Your objective:
Among the lines of the data, copy those that hold "name".
[Start of section]
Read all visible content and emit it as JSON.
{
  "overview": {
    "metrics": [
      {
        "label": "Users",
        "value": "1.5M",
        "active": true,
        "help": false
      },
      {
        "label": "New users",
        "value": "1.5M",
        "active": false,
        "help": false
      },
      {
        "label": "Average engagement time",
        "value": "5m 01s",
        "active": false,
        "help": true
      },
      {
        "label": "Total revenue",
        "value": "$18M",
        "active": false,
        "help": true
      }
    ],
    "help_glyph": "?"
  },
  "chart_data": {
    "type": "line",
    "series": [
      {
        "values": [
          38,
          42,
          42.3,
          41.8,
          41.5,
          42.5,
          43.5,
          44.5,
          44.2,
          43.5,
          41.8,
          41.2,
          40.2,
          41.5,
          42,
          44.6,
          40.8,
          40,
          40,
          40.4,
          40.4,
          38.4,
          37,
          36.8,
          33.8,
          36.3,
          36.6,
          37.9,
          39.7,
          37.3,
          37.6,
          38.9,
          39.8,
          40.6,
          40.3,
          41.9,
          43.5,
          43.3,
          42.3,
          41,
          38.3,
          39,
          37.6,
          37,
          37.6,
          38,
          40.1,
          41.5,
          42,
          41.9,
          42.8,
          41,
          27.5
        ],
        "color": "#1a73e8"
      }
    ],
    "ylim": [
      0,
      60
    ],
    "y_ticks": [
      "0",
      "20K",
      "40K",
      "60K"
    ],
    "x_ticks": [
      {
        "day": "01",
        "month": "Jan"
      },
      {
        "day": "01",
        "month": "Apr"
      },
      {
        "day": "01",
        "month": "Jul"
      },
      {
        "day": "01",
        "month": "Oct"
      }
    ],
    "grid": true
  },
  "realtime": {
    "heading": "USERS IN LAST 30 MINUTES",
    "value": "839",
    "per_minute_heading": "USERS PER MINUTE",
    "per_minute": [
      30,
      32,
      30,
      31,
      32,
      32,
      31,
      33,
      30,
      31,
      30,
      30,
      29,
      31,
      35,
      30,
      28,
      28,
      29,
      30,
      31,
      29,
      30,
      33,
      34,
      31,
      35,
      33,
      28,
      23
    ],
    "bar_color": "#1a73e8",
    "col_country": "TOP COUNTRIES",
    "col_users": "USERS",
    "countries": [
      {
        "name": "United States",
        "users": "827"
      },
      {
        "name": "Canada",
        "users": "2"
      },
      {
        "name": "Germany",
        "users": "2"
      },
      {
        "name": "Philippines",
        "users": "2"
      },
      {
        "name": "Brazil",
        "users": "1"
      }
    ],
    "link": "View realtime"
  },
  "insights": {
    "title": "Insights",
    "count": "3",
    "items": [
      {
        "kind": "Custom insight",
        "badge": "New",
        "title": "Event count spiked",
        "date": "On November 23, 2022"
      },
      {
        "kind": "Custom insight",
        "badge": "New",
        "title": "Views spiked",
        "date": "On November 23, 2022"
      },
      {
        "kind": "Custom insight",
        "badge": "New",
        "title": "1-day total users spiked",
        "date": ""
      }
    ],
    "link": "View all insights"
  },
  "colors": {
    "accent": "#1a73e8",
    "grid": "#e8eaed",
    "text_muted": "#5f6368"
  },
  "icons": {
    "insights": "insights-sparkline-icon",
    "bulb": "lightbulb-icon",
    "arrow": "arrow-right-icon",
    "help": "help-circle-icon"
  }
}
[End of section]
Reply:
        "name": "United States",
        "name": "Canada",
        "name": "Germany",
        "name": "Philippines",
        "name": "Brazil",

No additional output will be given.